The role of liver tertiary lymphoid structures in the progression of chronic biliary liver injury and hepatocarcinogenesis (Sofja Kovalevskaja-Preis der Alexander von Humboldt-Stiftung für Jun.-Prof. Dr. Veronika Lukacs-Kornek)

Die Leber erfüllt nicht nur im Stoffwechsel, sondern auch in der Immunabwehr vielfältige Aufgaben, die bislang wenig erforscht sind. Veronika Lukacs-Kornek verfolgt das Ziel, den Aufbau und die Funktion der Lymphgewebezellen in der Leber zu untersuchen und ihre Bedeutung für die Entstehung entzündlicher und chronischer Lebererkrankungen zu klären, die häufig zu Krebs führen. Ihre Forschung ist sehr relevant, da bisher für viele chronische Lebererkrankungen außer der Transplantation keine effektive Behandlung zur Verfügung steht. Jährlich sterben in Europa weit über 100.000 Menschen an einer Leberzirrhose, das Leberzellkarzinom ist einer der häufigsten bösartigen Tumore weltweit. Ein besseres Verständnis der immunologischen Funktionen, aber auch von Autoimmunerkrankungen der Leber könnte helfen, frühzeitig die Entwicklung und das Fortschreiten chronischer Lebererkrankungen zu verhindern.

 

Einsatz der transienten Elastographie als nicht-invasiver Marker für hepatisch bedingte Mortalität und Morbidität in der Nationalen Kohorte "NAKO" (Level 3-Projekt)

Liver cirrhosis is one of the main causes of death and disability-adjusted life-years worldwide. Generally, cirrhosis develops after a long period of liver-cell injury that leads to the deposition of collagen, leading to progressive fibrosis and nodule formation in the liver tissue. Most patients are diagnosed in late stages when liver decompensation or liver cancer develops. The diagnosis is rarely made in early stages-when liver fibrosis is mild to moderate but cirrhosis is not yet established-because the disease is asymptomatic. No strategies for detection of liver fibrosis at these early stages have been developed, but therapies are more effective in early stages than late stages of chronic liver diseases, so enabling early detection is an important research topic. Non-invasive methods for assessing liver fibrosis have been developed, of which the most commonly used are transient elastography-which estimates liver fibrosis by measuring liver stiffness-and serum biomarkers of fibrosis. Studies have shown that 6-7% of the adult population without known liver disease have liver fibrosis, mostly associated with non-alcoholic fatty liver disease. These data suggest that programmes of screening for liver fibrosis in the general population should be assessed.

 

COST Action BM0901 (SYSGENET): European Systems Genetics Network (2009-2013)

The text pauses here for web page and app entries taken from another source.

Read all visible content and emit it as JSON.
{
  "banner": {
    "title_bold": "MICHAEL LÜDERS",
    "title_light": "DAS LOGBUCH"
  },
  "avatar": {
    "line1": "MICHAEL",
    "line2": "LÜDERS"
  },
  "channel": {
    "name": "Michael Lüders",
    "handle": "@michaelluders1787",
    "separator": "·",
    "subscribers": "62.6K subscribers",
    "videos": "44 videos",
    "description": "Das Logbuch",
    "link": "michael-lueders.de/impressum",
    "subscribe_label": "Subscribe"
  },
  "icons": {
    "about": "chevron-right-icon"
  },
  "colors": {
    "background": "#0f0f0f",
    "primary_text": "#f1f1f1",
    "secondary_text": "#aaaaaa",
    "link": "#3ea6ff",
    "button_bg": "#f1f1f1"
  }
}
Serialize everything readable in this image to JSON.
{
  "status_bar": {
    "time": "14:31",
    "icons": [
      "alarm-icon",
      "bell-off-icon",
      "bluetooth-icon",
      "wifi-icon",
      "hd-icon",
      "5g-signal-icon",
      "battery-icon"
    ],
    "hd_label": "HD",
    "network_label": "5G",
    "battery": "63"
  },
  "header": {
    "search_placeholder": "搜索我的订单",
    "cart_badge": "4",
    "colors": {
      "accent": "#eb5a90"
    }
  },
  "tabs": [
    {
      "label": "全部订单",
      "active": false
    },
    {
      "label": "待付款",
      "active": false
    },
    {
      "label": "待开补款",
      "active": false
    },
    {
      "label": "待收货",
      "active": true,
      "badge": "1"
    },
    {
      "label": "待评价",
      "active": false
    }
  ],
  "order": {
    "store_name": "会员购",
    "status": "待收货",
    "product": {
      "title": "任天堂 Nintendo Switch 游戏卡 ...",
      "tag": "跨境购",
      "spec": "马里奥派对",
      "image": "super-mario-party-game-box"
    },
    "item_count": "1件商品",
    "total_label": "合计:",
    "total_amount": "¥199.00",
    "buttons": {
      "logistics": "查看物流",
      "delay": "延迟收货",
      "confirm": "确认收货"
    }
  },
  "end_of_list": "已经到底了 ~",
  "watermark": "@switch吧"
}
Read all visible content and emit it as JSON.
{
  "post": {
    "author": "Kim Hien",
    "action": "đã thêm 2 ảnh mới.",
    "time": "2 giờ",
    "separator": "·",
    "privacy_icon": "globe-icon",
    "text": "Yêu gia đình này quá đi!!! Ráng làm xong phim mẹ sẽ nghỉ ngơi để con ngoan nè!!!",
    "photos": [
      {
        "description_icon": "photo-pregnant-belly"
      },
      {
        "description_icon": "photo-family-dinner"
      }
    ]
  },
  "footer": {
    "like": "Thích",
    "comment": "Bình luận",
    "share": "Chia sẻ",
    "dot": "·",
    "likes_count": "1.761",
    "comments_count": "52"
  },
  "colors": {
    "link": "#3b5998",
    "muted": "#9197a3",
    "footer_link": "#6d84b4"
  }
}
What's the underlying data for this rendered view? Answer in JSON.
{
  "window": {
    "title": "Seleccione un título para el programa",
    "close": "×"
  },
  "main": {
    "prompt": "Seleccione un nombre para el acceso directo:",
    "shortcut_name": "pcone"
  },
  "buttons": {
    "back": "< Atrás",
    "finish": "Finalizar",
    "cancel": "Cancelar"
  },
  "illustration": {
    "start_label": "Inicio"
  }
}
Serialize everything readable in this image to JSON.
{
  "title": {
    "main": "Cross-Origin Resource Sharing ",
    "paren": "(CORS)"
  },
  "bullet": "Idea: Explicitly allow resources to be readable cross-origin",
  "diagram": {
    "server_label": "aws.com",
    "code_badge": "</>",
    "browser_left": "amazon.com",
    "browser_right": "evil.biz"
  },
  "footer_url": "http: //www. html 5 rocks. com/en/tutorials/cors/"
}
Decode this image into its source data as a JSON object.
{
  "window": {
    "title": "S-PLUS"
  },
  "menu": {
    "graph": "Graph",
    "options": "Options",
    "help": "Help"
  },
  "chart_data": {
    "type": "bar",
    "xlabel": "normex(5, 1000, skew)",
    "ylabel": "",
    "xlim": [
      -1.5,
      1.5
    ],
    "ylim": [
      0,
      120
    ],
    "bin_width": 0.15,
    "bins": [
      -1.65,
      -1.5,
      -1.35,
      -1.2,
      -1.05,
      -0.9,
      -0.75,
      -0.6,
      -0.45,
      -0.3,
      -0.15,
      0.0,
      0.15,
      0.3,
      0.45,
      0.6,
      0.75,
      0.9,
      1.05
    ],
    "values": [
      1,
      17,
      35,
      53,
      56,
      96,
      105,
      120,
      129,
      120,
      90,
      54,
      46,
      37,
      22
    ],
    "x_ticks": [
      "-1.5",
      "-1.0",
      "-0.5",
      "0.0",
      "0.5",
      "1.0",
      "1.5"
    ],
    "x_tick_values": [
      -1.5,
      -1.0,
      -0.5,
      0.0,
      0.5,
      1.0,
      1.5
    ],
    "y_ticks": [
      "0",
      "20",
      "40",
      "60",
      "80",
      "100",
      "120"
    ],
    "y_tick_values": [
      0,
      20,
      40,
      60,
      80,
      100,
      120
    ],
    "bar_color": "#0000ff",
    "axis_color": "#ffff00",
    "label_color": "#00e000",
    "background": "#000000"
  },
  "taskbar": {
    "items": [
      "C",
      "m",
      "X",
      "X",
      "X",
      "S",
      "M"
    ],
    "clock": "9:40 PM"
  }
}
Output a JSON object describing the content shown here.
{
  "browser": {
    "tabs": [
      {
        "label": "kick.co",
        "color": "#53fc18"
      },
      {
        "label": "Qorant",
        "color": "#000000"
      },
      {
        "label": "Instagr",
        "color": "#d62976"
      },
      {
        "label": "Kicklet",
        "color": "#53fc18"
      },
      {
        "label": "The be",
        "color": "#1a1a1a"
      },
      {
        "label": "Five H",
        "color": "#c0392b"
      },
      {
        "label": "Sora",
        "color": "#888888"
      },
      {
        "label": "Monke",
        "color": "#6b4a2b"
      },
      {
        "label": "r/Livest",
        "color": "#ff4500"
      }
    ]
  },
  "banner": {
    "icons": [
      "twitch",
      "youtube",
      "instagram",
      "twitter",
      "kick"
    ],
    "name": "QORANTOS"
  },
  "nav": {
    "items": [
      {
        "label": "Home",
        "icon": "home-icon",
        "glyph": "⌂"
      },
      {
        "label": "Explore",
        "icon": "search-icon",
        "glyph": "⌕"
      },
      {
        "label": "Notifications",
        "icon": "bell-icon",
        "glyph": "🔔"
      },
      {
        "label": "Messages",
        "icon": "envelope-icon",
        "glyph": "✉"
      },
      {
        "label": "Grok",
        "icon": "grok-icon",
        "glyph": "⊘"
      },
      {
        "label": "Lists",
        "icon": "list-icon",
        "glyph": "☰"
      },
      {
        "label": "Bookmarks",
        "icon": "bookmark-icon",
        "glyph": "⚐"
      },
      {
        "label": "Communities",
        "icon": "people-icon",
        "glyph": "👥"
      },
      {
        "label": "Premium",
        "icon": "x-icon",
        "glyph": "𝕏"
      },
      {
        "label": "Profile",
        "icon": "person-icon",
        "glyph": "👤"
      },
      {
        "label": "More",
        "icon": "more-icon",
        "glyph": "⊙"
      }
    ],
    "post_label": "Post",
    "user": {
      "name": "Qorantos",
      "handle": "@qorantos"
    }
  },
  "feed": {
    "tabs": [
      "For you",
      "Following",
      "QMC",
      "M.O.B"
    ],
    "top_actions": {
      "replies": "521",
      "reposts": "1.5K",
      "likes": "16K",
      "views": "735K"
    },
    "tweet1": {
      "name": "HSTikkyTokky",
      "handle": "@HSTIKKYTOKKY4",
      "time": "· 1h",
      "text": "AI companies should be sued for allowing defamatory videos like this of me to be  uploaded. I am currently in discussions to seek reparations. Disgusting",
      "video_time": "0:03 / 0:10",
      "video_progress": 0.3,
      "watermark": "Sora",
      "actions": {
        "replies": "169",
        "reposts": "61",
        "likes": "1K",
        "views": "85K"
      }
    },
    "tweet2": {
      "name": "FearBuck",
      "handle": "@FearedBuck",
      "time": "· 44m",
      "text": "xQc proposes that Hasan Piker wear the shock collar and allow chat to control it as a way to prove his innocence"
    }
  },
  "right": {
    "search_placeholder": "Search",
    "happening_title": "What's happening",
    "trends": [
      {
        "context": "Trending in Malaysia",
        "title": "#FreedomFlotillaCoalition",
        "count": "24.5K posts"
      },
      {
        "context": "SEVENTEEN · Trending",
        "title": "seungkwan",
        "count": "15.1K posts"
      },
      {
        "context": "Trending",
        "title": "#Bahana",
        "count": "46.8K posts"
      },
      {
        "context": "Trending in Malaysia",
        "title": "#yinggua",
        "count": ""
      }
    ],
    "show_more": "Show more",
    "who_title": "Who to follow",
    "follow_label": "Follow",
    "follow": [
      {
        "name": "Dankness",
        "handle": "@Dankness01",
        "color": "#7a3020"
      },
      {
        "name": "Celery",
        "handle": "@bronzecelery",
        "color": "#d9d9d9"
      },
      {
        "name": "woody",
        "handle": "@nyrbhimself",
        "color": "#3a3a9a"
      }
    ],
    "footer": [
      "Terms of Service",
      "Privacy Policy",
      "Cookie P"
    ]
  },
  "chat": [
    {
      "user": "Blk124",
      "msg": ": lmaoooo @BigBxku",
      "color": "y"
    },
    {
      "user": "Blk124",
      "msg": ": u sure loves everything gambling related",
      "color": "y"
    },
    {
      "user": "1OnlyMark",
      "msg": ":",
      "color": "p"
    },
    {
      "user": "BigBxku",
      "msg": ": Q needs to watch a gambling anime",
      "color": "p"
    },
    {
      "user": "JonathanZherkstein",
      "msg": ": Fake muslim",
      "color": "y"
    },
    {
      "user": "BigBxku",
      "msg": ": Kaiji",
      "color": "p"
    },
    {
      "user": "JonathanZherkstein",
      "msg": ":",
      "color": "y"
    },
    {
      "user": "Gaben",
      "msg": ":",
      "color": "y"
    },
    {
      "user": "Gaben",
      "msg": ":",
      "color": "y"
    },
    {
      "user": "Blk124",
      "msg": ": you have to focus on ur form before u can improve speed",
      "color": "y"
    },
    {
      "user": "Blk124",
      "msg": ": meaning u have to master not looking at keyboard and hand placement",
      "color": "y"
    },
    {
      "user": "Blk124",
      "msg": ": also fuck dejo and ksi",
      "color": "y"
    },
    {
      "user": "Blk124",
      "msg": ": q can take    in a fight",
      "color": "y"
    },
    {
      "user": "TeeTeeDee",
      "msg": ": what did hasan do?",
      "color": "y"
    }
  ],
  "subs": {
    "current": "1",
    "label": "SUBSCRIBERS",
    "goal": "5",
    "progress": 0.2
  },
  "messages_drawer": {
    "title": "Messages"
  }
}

The main objective of the Action is to contribute to the discovery of gene networks that are involved in the development of complex genetic diseases in human. The main benefit of establishing SYSGENET will be at the scientific level. SYSGENET will allow researchers in different European countries to devise common research programmes and infrastructures which will give them access to various GRP resources from different European laboratories and to future GRP resources world-wide. The results from these research activities will provide the basis for a better understanding of human diseases and allow the development of new strategies for their prevention and therapy. In addition, SYSGENET will create a data sharing pan-European platform where the results of multiple phenotypic studies can be combined and new associations between phenotypes, gene networks and genotypes can be identified, allowing entering into the new area of systems genetics.

 

Virtuelles Helmholtz-Zentrum für Systemgenetik (GENESYS): Susceptibility to liver fibrogenesis (2007-2010)

Liver fibrogenesis, or scarring of the liver, is the common end-stage of chronic liver diseases, in particular after chronic viral infections, causing at least 10,000 deaths per year in Germany. In the past decade key molecular pathomechanisms of hepatic fibrogenesis due to chronic viral infections were identified: activated hepatic stellate cells (HSCs) drive the process of de novo deposition of abnormal extracellular matrix, which is modulated by complex interactions between cytokines, receptors, and matrix components.

Several studies demonstrated that the course and progression of the fibrogenic response to chronic liver injury display significant variability among individual patients. The marked variability of fibrosis progression has been attributed to aetiology, age, gender, and environmental factors. Host genetic factors are critical, but are yet to be identified systematically.

Recently, our group identified new genetic determinants of liver fibrogenesis by quantitative trait locus analysis in experimental crosses between fibrosis-susceptible and resistant mouse strains. A quantitative trait locus that confers susceptibility to hepatic fibrosis was refined by in silico mapping and, using congenic mice and transgenesis, the group demonstrated that the Hc gene (encoding complement factor C5) underlies this locus. Furthermore, common haplotype-tagging polymorphisms of the human gene C5 were associated with advanced fibrosis in chronic hepatitis C virus infection. Thus, the mouse quantitative trait gene led to the identification of an unknown gene underlying human susceptibility to liver fibrosis, supporting the idea that C5 has a causal role in chronic inflammatory disorders and organ fibrogenesis across species. This study shows that the combination of current genomic technologies in the mouse can identify single small-risk genes in human.

We will study liver fibrogenesis in GRPs as a model for chronic liver injury secondary to viral infections, and map complex genetic traits that modulate gene expression and determine gene networks during liver fibrogenesis in GRPs. The project will be based on BXD RI strains.